HC: Although the museum was open late and visitors had the opportunity to sneak a peek of the performers on the second floor rotunda, most of the 1,200 audience members were patiently waiting outside around the fountain for the performance to begin as intended. Once outside, audience members saw 24 climate-immigrants backlit with purple light creating mysterious and surprising shadows in each of the 24 windows on the second floor rotunda. The 24 performers wore what I call “climate ponchos,” which included head gear that obscured the performers faces, an approach I chose because of the mystery and anonymity it afforded. Always silent these figures created subtle, sculptural movements in various locations that were complemented by live drumming juxtaposed with natural foley sounds that included ice-cracking, loons, and running water. Slowly over the course of the performance the Climate-Immigrants started to descend downstairs and continued on their journey through the sea of bodies.
The clear wearable climate ponchos were adorned with images that depicted the archetype of the Traveler, with the people depicted wearing backpacks, carrying suitcases, wearing hats and some holding children. They were all on their way somewhere, in one direction a lot of the times. This simple showing of people in movement, in transition, resonates with a world-wide issue and echoed the reality of the viewers as they themselves traversed space to witness the performance.
Alien Nation, 2017. Video documentation of performance.
OPP: In the Fall of 2017, you began a Fellowship at the Halcyon Arts Lab. Tell us bit about the program and your experience. How did it change your work?

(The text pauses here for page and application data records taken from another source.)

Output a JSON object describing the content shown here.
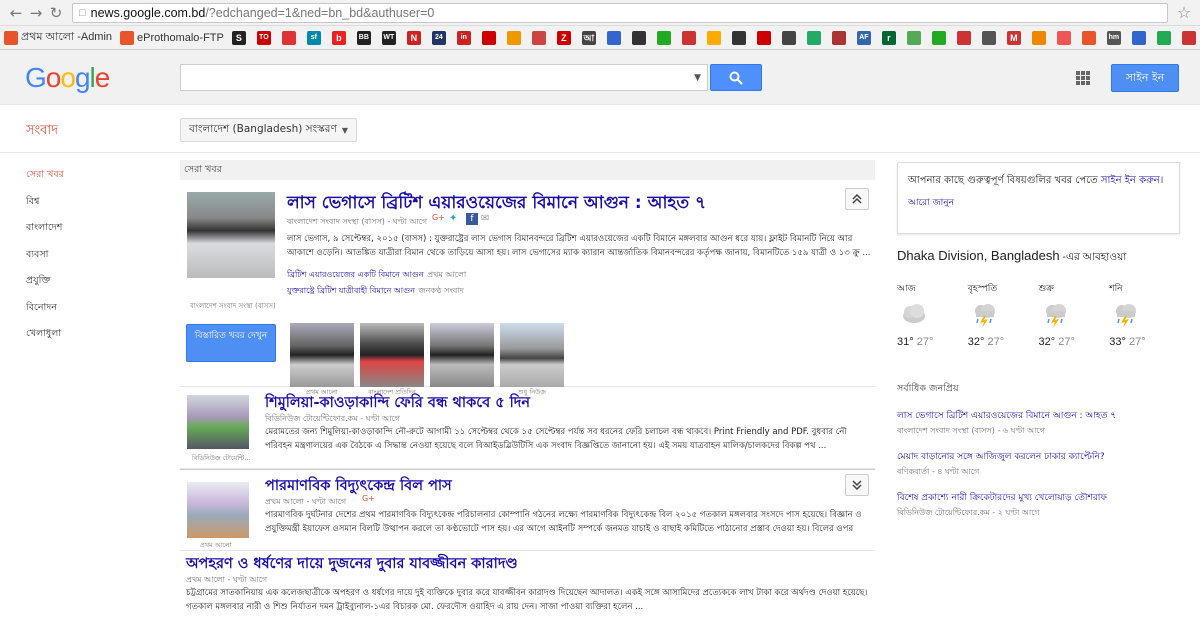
{
  "browser": {
    "url_domain": "news.google.com.bd",
    "url_rest": "/?edchanged=1&ned=bn_bd&authuser=0",
    "bookmarks": [
      {
        "label": "প্রথম আলো -Admin",
        "icon": "orange-dot-icon",
        "color": "#e8552b"
      },
      {
        "label": "eProthomalo-FTP",
        "icon": "orange-dot-icon",
        "color": "#e8552b"
      },
      {
        "label": "",
        "icon": "S",
        "color": "#222"
      },
      {
        "label": "",
        "icon": "TOI",
        "color": "#c00"
      },
      {
        "label": "",
        "icon": "",
        "color": "#d33"
      },
      {
        "label": "",
        "icon": "sf",
        "color": "#08a"
      },
      {
        "label": "",
        "icon": "b",
        "color": "#e22"
      },
      {
        "label": "",
        "icon": "BBC",
        "color": "#222"
      },
      {
        "label": "",
        "icon": "WT",
        "color": "#222"
      },
      {
        "label": "",
        "icon": "N",
        "color": "#c22"
      },
      {
        "label": "",
        "icon": "24",
        "color": "#236"
      },
      {
        "label": "",
        "icon": "in",
        "color": "#c22"
      },
      {
        "label": "",
        "icon": "",
        "color": "#c00"
      },
      {
        "label": "",
        "icon": "",
        "color": "#e90"
      },
      {
        "label": "",
        "icon": "",
        "color": "#c44"
      },
      {
        "label": "",
        "icon": "Z",
        "color": "#c00"
      },
      {
        "label": "",
        "icon": "আ",
        "color": "#444"
      },
      {
        "label": "",
        "icon": "",
        "color": "#36c"
      },
      {
        "label": "",
        "icon": "",
        "color": "#333"
      },
      {
        "label": "",
        "icon": "",
        "color": "#2a2"
      },
      {
        "label": "",
        "icon": "",
        "color": "#c33"
      },
      {
        "label": "",
        "icon": "",
        "color": "#fa0"
      },
      {
        "label": "",
        "icon": "",
        "color": "#333"
      },
      {
        "label": "",
        "icon": "",
        "color": "#c00"
      },
      {
        "label": "",
        "icon": "",
        "color": "#444"
      },
      {
        "label": "",
        "icon": "",
        "color": "#2a6"
      },
      {
        "label": "",
        "icon": "",
        "color": "#a33"
      },
      {
        "label": "",
        "icon": "AFP",
        "color": "#36a"
      },
      {
        "label": "",
        "icon": "r",
        "color": "#063"
      },
      {
        "label": "",
        "icon": "",
        "color": "#5a5"
      },
      {
        "label": "",
        "icon": "",
        "color": "#2a2"
      },
      {
        "label": "",
        "icon": "",
        "color": "#c33"
      },
      {
        "label": "",
        "icon": "",
        "color": "#555"
      },
      {
        "label": "",
        "icon": "M",
        "color": "#c33"
      },
      {
        "label": "",
        "icon": "",
        "color": "#e80"
      },
      {
        "label": "",
        "icon": "",
        "color": "#e55"
      },
      {
        "label": "",
        "icon": "",
        "color": "#e8552b"
      },
      {
        "label": "",
        "icon": "hm",
        "color": "#555"
      },
      {
        "label": "",
        "icon": "",
        "color": "#36c"
      },
      {
        "label": "",
        "icon": "",
        "color": "#2a5"
      },
      {
        "label": "",
        "icon": "",
        "color": "#c33"
      },
      {
        "label": "",
        "icon": "G",
        "color": "#36c"
      },
      {
        "label": "",
        "icon": "",
        "color": "#c33"
      }
    ]
  },
  "header": {
    "logo": "Google",
    "search_placeholder": "",
    "signin_label": "সাইন ইন"
  },
  "subheader": {
    "section_title": "সংবাদ",
    "edition_label": "বাংলাদেশ (Bangladesh) সংস্করণ"
  },
  "sidebar": {
    "items": [
      "সেরা খবর",
      "বিশ্ব",
      "বাংলাদেশ",
      "ব্যবসা",
      "প্রযুক্তি",
      "বিনোদন",
      "খেলাধুলা"
    ]
  },
  "main": {
    "top_label": "সেরা খবর",
    "story1": {
      "headline": "লাস ভেগাসে ব্রিটিশ এয়ারওয়েজের বিমানে আগুন : আহত ৭",
      "source": "বাংলাদেশ সংবাদ সংস্থা (বাসস) - ঘণ্টা আগে",
      "snippet": "লাস ভেগাস, ৯ সেপ্টেম্বর, ২০১৫ (বাসস) : যুক্তরাষ্ট্রের লাস ভেগাস বিমানবন্দরে ব্রিটিশ এয়ারওয়েজের একটি বিমানে মঙ্গলবার আগুন ধরে যায়। ফ্লাইট বিমানটি নিয়ে আর আকাশে ওড়েনি। আতঙ্কিত যাত্রীরা বিমান থেকে তাড়িয়ে আসা হয়। লাস ভেগাসের ম্যাক ক্যারান আন্তর্জাতিক বিমানবন্দরের কর্তৃপক্ষ জানায়, বিমানটিতে ১৫৯ যাত্রী ও ১৩ ক্রু ...",
      "related1": "ব্রিটিশ এয়ারওয়েজের একটি বিমানে আগুন",
      "related1_src": "প্রথম আলো",
      "related2": "যুক্তরাষ্ট্রে ব্রিটিশ যাত্রীবাহী বিমানে আগুন",
      "related2_src": "জনকণ্ঠ সংবাদ",
      "thumb_caption": "বাংলাদেশ সংবাদ সংস্থা (বাসস)",
      "more_button": "বিস্তারিত খবর দেখুন",
      "gallery_captions": [
        "প্রথম আলো",
        "বাংলাদেশ প্রতিদিন",
        "",
        "শুধু নিউজ"
      ]
    },
    "story2": {
      "headline": "শিমুলিয়া-কাওড়াকান্দি ফেরি বন্ধ থাকবে ৫ দিন",
      "source": "বিডিনিউজ টোয়েন্টিফোর.কম - ঘণ্টা আগে",
      "snippet": "মেরামতের জন্য শিমুলিয়া-কাওড়াকান্দি নৌ-রুটে আগামী ১১ সেপ্টেম্বর থেকে ১৫ সেপ্টেম্বর পর্যন্ত সব ধরনের ফেরি চলাচল বন্ধ থাকবে। Print Friendly and PDF. বুধবার নৌ পরিবহন মন্ত্রণালয়ের এক বৈঠকে এ সিদ্ধান্ত নেওয়া হয়েছে বলে বিআইডব্লিউটিসি এক সংবাদ বিজ্ঞপ্তিতে জানানো হয়। এই সময় যাত্রবাহন মালিক/চালকদের বিকল্প পথ ...",
      "thumb_caption": "বিডিনিউজ টোয়েন্টি..."
    },
    "story3": {
      "headline": "পারমাণবিক বিদ্যুৎকেন্দ্র বিল পাস",
      "source": "প্রথম আলো - ঘণ্টা আগে",
      "snippet": "পারমাণবিক দুর্ঘটনার দেশের প্রথম পারমাণবিক বিদ্যুৎকেন্দ্র পরিচালনার কোম্পানি গঠনের লক্ষ্যে পারমাণবিক বিদ্যুৎকেন্দ্র বিল ২০১৫ গতকাল মঙ্গলবার সংসদে পাস হয়েছে। বিজ্ঞান ও প্রযুক্তিমন্ত্রী ইয়াফেস ওসমান বিলটি উত্থাপন করলে তা কণ্ঠভোটে পাস হয়। এর আগে আইনটি সম্পর্কে জনমত যাচাই ও বাছাই কমিটিতে পাঠানোর প্রস্তাব দেওয়া হয়। বিলের ওপর দেওয়া বিরোধীদলীয় সদস্যদের ...",
      "thumb_caption": "প্রথম আলো"
    },
    "story4": {
      "headline": "অপহরণ ও ধর্ষণের দায়ে দুজনের দুবার যাবজ্জীবন কারাদণ্ড",
      "source": "প্রথম আলো - ঘণ্টা আগে",
      "snippet1": "চট্টগ্রামের সাতকানিয়ায় এক কলেজছাত্রীকে অপহরণ ও ধর্ষণের দায়ে দুই ব্যক্তিকে দুবার করে যাবজ্জীবন কারাদণ্ড দিয়েছেন আদালত। একই সঙ্গে আসামিদের প্রত্যেককে লাখ টাকা করে অর্থদণ্ড দেওয়া হয়েছে।",
      "snippet2": "গতকাল মঙ্গলবার নারী ও শিশু নির্যাতন দমন ট্রাইব্যুনাল-১এর বিচারক মো. ফেরদৌস ওয়াহিদ এ রায় দেন। সাজা পাওয়া ব্যক্তিরা হলেন ..."
    }
  },
  "right": {
    "promo_text": "আপনার কাছে গুরুত্বপূর্ণ বিষয়গুলির খবর পেতে ",
    "promo_link": "সাইন ইন করুন।",
    "promo_more": "আরো জানুন",
    "weather_location": "Dhaka Division, Bangladesh",
    "weather_suffix": " -এর আবহাওয়া",
    "weather": [
      {
        "day": "আজ",
        "hi": "31°",
        "lo": "27°",
        "icon": "cloudy-icon"
      },
      {
        "day": "বৃহস্পতি",
        "hi": "32°",
        "lo": "27°",
        "icon": "thunderstorm-icon"
      },
      {
        "day": "শুক্র",
        "hi": "32°",
        "lo": "27°",
        "icon": "thunderstorm-icon"
      },
      {
        "day": "শনি",
        "hi": "33°",
        "lo": "27°",
        "icon": "thunderstorm-icon"
      }
    ],
    "popular_title": "সর্বাধিক জনপ্রিয়",
    "popular": [
      {
        "title": "লাস ভেগাসে ব্রিটিশ এয়ারওয়েজের বিমানে আগুন : আহত ৭",
        "src": "বাংলাদেশ সংবাদ সংস্থা (বাসস) - ৬ ঘণ্টা আগে"
      },
      {
        "title": "মেয়াদ বাড়ানোর সঙ্গে আজিজুল করলেন ঢাকার ক্যাপ্টেনি?",
        "src": "বণিকবার্তা - ৪ ঘণ্টা আগে"
      },
      {
        "title": "বিশেষ প্রকাশ্যে নারী ক্রিকেটারদের মুখ্য খেলোয়াড় তৌশরাফ",
        "src": "বিডিনিউজ টোয়েন্টিফোর.কম - ২ ঘণ্টা আগে"
      }
    ]
  }
}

HC: Halcyon Arts Lab is a fully funded, nine-month, international incubator that nurtures socially engaged artists in Washington D.C. I was lucky enough to be selected as one of 8 fellows for the inaugural cohort 2017-2018 to continue my work on Alien Nation. The program includes a range of professional development opportunities as well as tons of studio visits from renowned arts professionals. In addition, I am being mentored by Alberto Fierro Garza, Director of The Mexican Cultural Institute of Washington D.C. and mentoring a young artist myself. In the short seven months that I’ve been here, my practice has strengthen by leaps and bounds, I suspect this has everything to do with the nurturing environment the fellowship provides. I encourage all socially engaged artists to keep an eye on this fellowship and consider applying in the years to come!